A U.S. House committee approved legislation introduced by Representative Ron Paul that would subject the Federal Reserve to an audit of its activities, including monetary policy decisions.
The House Oversight and Government Reform Committee in Washington approved the bill today in a voice vote. The bill now advances to consideration in the full House.
Paul, a Republican from Texas and author of the book “End the Fed” calling for the abolition of the central bank, seeks through the bill to require an audit by the Government Accountability Office of the Fed’s board of governors and 12 regional banks.
“The Federal Reserve is an independent central bank and that independence is critical to its ability to conduct monetary policy,” said Representative Elijah Cummings of Maryland, the senior Democrat on the committee. Passage of the audit legislation would mean “members of Congress could seek to influence the Federal Reserve’s deliberations.”

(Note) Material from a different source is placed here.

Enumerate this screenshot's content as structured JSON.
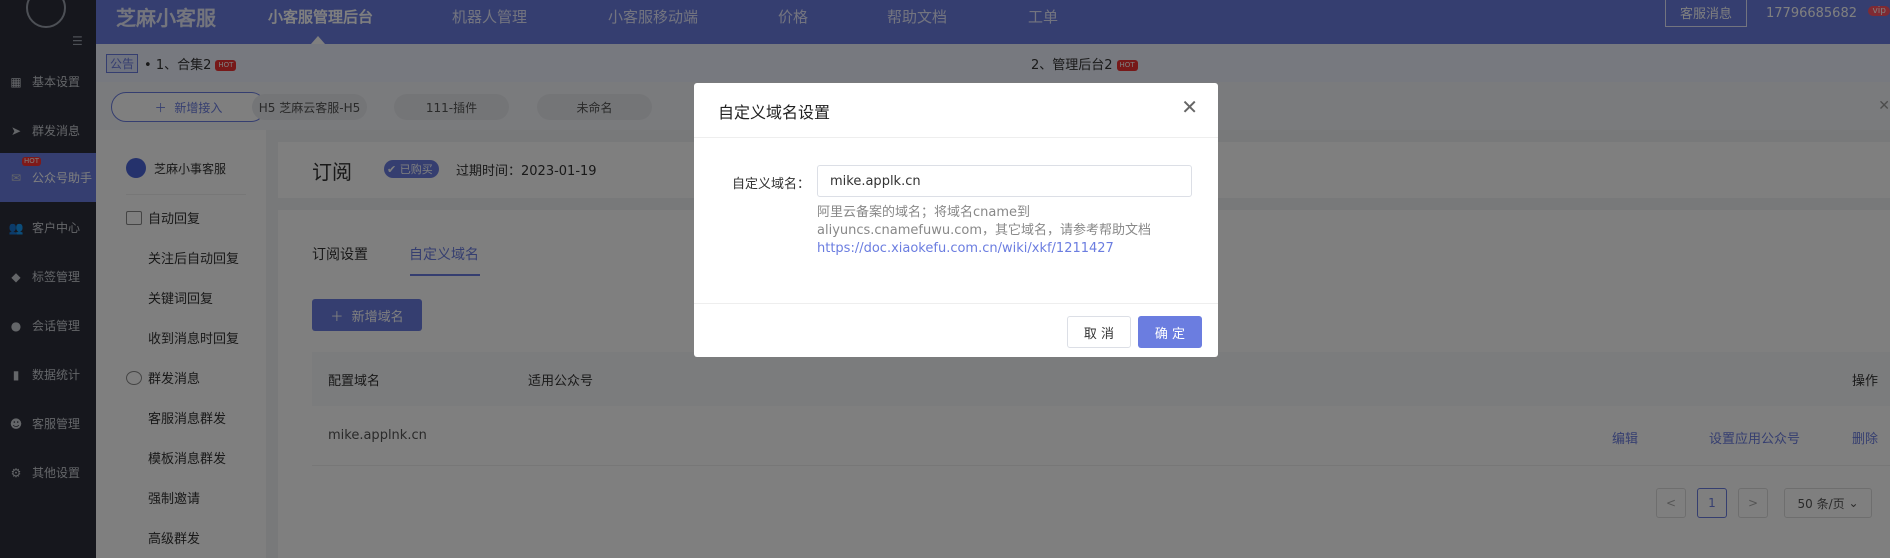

The bill is “anticipated to be voted on by the full House of Representatives” before lawmakers recess in August, Jeffrey Solsby, a spokesman for Representative Darrell Issa, a Republican from California and the committee chairman, said in a statement.
Paul’s audit bill passed the House in 2010 as part of an overhaul of U.S. financial regulation before being rejected by the Senate and by a committee of lawmakers negotiating details of the Dodd-Frank Act. Fed Chairman Ben S. Bernanke opposed the legislation, saying it would compromise the central bank’s independence in setting interest rates.
While rejecting Paul’s bill, Congress directed the GAO to audit the Fed’s emergency-aid programs during the financial crisis and review the system of directors of regional Fed banks for possible conflicts of interest. The Fed was also required to identify borrowers involved in its crisis-lending programs.
Since the Dodd-Frank law passed, Republicans won control of the House and narrowed Democrats’ majority in the Senate. Paul announced on May 14 that he would no longer spend money to compete in the Republican presidential primaries.
After passing committee, Paul’s legislation needs approval from both chambers of Congress and the president before becoming law.